Answering the second question – what is the limitation?
The effective limitation removed is not the cost of the materials. It is the ability to pour a glass of wine without exposing all the wine to oxidation that, after a while, spoils the taste of the wine. We’ll see later how the next questions clarify the value of overcoming the specific limitation.
Wine is a typical product for ‘Pleasure’. However, the idea behind the new package touches upon the practicality of the use of the product and thus I consider the unique value of the product as for practical need.
Example 2: A pharmacy chain offers to receive emails from clients containing the prescription and whenever the client appears she gets the package without waiting in the queue.
The limitation removed is the perception of time “wasted” by the client in the queue. I use the term ‘perception’ because waiting in a queue always seems longer than it really is.
Answering the second question forces the organization to think about the gain of the client in a focused way, specifying the most important new element. The need for a new element exists also for products for pleasure, even though it is not truly a limitation, so the focus is still on creating a new pleasure through a certain new element currently missing.
So far, we are just in the beginning of the journey to be continued.
3 thoughts on “Uncovering the Value of New Products – Part 1”
Eli, you ask, “Can we learn to identify a-priori what is required for a new product or service to be successful?” Over 50 years ago, Drs. Yoji Akao and Shigeru Mizuno asked the same question, and spent their lives developing a system to do that — Quality Function Deployment (QFD). It is now a mainstream method in the product development community, and there is even an ISO Standard for it.

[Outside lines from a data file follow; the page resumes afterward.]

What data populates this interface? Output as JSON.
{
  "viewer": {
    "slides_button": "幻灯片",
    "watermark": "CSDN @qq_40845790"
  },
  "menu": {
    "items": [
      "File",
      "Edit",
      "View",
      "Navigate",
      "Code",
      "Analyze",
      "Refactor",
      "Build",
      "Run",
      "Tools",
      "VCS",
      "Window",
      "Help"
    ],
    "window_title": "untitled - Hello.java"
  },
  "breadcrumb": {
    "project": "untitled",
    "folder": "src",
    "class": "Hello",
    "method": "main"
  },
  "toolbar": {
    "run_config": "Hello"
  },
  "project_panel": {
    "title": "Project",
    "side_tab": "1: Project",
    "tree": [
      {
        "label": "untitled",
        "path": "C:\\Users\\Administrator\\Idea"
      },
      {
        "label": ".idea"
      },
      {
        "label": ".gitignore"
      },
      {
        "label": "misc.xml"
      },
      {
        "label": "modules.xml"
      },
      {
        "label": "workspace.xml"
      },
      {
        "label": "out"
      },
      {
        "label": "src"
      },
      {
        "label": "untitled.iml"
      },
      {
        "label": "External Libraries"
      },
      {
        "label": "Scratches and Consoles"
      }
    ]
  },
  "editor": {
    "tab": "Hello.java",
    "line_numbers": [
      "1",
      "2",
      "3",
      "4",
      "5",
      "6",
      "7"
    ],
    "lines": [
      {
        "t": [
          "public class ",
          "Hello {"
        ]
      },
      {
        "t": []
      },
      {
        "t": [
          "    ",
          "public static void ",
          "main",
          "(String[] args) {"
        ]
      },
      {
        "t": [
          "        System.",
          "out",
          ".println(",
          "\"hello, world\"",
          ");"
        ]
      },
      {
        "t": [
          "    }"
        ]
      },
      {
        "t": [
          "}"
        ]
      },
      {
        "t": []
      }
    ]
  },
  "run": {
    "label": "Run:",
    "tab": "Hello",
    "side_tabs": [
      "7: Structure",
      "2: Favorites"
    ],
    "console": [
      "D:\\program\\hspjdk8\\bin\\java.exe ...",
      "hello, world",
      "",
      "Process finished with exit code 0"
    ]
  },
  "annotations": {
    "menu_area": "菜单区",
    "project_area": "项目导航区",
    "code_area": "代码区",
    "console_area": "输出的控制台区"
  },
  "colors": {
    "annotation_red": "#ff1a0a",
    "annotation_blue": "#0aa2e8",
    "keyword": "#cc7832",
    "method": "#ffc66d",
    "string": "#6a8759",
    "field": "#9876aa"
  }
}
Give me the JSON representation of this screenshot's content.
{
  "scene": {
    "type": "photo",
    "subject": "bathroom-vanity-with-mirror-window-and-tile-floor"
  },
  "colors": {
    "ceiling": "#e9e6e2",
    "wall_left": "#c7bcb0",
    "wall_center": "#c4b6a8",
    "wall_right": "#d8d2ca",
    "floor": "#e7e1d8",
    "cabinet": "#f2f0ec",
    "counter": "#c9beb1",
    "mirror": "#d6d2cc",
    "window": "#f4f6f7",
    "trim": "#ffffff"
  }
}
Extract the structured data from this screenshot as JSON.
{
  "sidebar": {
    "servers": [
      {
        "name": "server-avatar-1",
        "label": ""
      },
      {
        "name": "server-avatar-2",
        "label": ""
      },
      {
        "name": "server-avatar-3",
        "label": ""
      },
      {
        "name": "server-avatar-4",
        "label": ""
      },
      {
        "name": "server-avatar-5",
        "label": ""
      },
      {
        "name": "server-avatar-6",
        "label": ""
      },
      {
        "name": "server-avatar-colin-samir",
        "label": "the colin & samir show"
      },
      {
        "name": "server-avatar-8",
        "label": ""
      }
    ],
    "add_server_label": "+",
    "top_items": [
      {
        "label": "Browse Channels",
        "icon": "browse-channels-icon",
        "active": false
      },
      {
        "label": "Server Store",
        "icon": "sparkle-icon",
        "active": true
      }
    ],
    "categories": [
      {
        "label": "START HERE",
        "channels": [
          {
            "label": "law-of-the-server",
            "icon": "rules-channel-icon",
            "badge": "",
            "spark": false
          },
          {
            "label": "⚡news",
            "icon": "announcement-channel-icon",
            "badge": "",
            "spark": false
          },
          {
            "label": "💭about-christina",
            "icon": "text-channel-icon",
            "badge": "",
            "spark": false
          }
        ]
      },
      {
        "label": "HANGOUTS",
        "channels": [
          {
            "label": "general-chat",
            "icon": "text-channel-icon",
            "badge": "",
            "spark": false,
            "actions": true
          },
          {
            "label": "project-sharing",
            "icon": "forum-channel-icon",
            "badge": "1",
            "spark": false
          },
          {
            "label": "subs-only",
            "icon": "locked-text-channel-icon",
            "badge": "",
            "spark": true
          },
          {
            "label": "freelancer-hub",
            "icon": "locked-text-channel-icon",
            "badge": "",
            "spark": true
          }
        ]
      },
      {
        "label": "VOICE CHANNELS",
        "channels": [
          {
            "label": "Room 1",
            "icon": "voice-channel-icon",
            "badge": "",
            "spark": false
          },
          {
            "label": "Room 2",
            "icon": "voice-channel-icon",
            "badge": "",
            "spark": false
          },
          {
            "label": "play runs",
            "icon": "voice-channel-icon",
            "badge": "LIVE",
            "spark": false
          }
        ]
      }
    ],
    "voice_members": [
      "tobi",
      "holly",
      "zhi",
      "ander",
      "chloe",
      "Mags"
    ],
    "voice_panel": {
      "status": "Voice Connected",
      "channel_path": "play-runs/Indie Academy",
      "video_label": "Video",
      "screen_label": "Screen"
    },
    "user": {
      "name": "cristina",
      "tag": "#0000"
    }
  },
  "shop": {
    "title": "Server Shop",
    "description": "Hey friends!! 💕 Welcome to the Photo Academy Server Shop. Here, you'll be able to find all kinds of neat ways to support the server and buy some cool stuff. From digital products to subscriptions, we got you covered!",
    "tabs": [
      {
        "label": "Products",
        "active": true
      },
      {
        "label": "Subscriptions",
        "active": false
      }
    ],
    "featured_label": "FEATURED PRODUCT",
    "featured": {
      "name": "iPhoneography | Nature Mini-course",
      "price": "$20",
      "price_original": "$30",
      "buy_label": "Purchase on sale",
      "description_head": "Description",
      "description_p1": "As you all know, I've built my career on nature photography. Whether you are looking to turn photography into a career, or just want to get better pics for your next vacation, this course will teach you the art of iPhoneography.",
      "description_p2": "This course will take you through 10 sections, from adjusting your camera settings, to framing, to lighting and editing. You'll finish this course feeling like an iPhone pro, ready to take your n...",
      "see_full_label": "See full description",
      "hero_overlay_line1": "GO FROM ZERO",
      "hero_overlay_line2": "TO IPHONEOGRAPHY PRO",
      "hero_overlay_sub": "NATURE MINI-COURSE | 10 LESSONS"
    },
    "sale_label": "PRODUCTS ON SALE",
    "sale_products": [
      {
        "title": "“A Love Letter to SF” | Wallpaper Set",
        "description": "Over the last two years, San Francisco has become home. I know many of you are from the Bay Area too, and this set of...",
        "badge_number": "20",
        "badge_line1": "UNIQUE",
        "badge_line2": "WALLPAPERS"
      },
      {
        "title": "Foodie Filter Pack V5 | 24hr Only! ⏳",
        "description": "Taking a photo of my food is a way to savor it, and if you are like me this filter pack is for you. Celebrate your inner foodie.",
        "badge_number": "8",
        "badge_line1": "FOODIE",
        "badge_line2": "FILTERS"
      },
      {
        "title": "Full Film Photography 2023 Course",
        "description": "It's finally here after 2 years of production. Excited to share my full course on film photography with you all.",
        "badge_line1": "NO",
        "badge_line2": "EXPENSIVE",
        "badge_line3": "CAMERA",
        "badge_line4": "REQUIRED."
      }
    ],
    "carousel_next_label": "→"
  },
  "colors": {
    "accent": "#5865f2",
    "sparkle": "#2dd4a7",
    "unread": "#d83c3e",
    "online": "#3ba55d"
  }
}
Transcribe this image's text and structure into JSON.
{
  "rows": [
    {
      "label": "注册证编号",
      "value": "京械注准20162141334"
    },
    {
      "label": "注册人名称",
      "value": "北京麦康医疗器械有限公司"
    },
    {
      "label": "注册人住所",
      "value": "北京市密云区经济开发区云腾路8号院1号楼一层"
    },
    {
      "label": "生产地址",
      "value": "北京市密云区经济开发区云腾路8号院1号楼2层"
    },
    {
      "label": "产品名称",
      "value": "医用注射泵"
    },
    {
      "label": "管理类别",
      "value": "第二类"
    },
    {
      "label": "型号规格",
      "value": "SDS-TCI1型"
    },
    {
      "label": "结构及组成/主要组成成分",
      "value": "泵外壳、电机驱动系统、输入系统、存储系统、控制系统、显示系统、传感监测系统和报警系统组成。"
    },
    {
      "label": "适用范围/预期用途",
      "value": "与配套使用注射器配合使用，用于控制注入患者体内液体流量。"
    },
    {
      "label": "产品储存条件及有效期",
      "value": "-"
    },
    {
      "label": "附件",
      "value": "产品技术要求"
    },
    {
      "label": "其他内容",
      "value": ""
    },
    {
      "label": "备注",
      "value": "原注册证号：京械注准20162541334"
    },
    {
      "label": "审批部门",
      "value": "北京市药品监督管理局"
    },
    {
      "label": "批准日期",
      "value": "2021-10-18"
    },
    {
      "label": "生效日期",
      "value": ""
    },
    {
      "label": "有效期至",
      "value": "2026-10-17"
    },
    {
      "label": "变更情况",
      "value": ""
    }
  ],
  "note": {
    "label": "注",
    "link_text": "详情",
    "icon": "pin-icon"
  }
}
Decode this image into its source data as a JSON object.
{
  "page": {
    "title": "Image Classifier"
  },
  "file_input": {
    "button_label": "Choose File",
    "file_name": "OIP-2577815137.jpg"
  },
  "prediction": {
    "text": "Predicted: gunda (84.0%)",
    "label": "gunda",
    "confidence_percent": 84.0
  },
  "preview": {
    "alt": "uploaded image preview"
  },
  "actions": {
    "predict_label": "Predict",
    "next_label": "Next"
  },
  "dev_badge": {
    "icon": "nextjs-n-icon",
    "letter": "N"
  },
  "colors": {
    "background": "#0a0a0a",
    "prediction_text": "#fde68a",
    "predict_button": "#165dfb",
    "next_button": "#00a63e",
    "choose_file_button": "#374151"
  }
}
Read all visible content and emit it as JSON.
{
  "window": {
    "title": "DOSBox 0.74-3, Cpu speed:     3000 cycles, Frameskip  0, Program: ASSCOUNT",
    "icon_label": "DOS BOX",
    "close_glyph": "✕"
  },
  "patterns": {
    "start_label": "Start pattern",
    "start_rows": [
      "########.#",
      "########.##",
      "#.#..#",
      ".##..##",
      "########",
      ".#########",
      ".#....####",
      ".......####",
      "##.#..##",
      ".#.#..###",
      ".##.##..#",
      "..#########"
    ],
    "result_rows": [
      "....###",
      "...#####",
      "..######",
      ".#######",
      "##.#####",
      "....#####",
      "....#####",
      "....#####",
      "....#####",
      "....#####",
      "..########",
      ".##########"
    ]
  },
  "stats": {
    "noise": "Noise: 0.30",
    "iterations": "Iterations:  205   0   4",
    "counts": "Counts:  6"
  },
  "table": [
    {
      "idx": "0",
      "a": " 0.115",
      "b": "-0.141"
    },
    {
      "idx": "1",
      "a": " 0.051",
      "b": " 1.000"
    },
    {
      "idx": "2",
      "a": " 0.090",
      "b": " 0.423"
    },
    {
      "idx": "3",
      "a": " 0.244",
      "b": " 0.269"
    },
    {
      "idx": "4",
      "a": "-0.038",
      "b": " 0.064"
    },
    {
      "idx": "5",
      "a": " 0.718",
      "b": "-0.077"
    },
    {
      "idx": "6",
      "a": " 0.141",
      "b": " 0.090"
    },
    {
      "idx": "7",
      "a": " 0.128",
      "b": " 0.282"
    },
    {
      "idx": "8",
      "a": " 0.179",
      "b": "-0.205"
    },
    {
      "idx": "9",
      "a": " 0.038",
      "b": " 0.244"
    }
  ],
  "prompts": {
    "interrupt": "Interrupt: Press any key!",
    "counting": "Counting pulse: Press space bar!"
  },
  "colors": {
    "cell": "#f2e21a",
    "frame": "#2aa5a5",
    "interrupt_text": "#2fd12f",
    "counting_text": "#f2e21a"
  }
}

Is QFD is any clash with the six questions? Like TOC in general the six questions take us to what counts most. QFD, as I remember it from 20, or co, years ago, is a detailed matrix method that raises conflicts of what features should do. Is it ready mainstream now? Anyway, there is no direct clash like there is between Throughput Economics and calculating cost-per-unit.